London: Anti-lockdown protesters gather at Downing Street
When you subscribe we will use the information you provide to send you these newsletters. Sometimes they’ll include recommendations for other related newsletters or services we offer. Our Privacy Notice explains more about how we use your data, and your rights. You can unsubscribe at any time.
Prime Minister Boris Johnson took to a Downing Street press conference on Monday to announce, following heavy speculation, that the last point of his lockdown easing roadmap will be delayed for four weeks.
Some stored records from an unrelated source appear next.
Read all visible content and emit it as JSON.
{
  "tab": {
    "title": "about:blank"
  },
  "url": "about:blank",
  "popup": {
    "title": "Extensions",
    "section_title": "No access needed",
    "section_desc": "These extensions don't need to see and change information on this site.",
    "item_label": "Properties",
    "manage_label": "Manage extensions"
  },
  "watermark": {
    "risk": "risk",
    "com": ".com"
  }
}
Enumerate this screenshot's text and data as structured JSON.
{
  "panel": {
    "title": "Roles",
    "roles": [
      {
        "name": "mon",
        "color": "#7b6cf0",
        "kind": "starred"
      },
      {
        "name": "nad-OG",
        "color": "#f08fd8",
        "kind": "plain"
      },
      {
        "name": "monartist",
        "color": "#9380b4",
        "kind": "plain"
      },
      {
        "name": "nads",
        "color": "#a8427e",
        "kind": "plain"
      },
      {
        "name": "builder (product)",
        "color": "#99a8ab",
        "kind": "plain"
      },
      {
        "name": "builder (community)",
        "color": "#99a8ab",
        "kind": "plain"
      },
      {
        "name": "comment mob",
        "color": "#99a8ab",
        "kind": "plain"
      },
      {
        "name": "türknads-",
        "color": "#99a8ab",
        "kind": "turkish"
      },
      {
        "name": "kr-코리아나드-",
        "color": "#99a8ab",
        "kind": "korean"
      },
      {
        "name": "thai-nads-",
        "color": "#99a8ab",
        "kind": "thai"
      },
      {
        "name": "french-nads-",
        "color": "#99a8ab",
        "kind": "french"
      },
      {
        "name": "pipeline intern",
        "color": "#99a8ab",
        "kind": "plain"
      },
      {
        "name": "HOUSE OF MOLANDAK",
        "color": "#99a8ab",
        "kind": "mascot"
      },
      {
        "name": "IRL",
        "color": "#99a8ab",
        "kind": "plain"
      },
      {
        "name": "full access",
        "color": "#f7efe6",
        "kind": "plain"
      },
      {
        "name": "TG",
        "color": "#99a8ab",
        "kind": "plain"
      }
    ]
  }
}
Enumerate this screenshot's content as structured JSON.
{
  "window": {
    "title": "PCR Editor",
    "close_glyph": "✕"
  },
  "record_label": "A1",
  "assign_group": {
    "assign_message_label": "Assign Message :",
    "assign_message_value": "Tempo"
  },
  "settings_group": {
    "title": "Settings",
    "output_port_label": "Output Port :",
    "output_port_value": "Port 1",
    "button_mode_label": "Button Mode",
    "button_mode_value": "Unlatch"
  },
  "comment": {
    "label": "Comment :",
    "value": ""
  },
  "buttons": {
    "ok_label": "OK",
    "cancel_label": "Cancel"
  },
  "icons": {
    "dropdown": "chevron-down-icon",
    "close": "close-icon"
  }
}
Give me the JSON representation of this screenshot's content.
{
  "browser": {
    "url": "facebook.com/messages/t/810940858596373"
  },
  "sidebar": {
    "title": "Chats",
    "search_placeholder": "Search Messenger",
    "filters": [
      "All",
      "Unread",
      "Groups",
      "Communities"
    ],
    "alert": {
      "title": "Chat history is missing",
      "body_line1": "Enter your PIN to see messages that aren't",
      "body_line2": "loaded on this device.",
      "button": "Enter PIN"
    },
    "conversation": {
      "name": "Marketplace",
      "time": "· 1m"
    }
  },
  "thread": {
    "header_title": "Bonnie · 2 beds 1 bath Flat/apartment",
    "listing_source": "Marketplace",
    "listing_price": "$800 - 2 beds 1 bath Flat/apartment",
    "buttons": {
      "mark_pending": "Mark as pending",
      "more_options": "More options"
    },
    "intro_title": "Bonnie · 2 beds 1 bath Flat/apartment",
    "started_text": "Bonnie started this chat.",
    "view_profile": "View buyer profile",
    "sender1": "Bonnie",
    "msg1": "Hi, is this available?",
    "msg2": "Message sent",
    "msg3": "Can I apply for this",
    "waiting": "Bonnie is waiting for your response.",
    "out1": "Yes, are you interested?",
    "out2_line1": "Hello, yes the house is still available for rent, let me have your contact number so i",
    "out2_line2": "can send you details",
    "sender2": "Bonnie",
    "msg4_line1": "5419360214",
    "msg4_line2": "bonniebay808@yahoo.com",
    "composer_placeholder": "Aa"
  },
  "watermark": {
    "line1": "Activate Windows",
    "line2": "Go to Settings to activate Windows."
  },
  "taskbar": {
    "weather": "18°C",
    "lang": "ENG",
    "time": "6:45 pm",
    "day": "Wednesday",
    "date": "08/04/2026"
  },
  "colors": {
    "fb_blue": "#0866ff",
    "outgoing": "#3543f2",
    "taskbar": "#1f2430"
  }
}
June 21 was hailed by some as ‘freedom day’ as it was anticipated all lockdown restrictions would be eased at this point, but an exponential rise in cases due to the Delta variant first identified in India, means that’s now been pushed back until July.
There will be a two-week review of the delay due to take place on June 28.
The Prime Minister’s official spokesperson said if the data is “much better than expected”, restrictions could be eased a few weeks early on Monday, July 5.
However, the spokesperson emphasised this is an “unlikely” outcome given the spike in infections seen in recent weeks.
There is no guarantee step four of lockdown easing won’t be delayed again, with the move to step four only confirmed on July 12.
But Mr Johnson’s official spokesperson said: “The Prime Minister is confident we will not need any more than a four week delay.”
They added that the extension means “thousands of deaths can be prevented” at any given time as the Government races to vaccinate more people.
The spokesperson continued: “As the Chief Medical Officer has said, at some stage we are going to have to live with this virus as do with flu.
“But when we have effective vaccines and a v variant that needs two doses for maximum protection, it’s right to allow more time to save lives.”
Which restrictions will remain in place?
A number of restrictions which were due to be eased on June 21 will remain in place amid the delay.
Mask wearing will remain in place for the length of the delay as rules regarding covering your face in shops and public transport won’t be lifted on the intended date.
Advice to work from home wherever possible will continue to apply after June 21 too, thanks to the delay in easing restrictions.
Reviews regarding social distancing and Covid certification or vaccine passports had been due to be published ahead of step four, but this won’t be happening during the expected timeframe.
‘Shame on you!’ London protest erupts as crowd storms No10 [INSIGHT]
Lockdown POLL: Boris set to delay lifting restrictions – do you agree? [REPORT]
‘Why believe him?’ Ferrari shames minister as he replays Boris pledge [ANALYSIS]
Instead, the outcome of these reviews has been delayed well and they’ll be published whenever step four is implemented.
There will be no changes to indoor hospitality rules, but this also means no changes to enable large events to go ahead under blanket restrictions without social distancing.
However, the Government is looking at holding more event research pilots in an effort to help theatres and similar venues in the long run.
A Number 10 spokesperson said the Government “appreciate the pressure that some sectors are under”.
Weddings are one aspect of life that will change after June 21, as the 30-person limit will be removed from the given date despite step four being delayed.
This means no people limits on either receptions or ceremonies, both outdoors and indoors.
Instead, capacity limits will be capped at the highest number of people venues can accommodate while still adhering to Covid-secure guidelines – an approach that’s already being taken with funerals.
The 30-person limit on wakes and other commemorative events will also be lifted from June 21, following the same rules as weddings.
Rules on visits outside care homes will be relaxed from the intended date, but it’s not yet known if this will enable residents to stay overnight with friends and family.
Further guidelines on care homes and the rules surrounding them is due to be published by the Department of Health and Social Care in the coming days.
Source: Read Full Article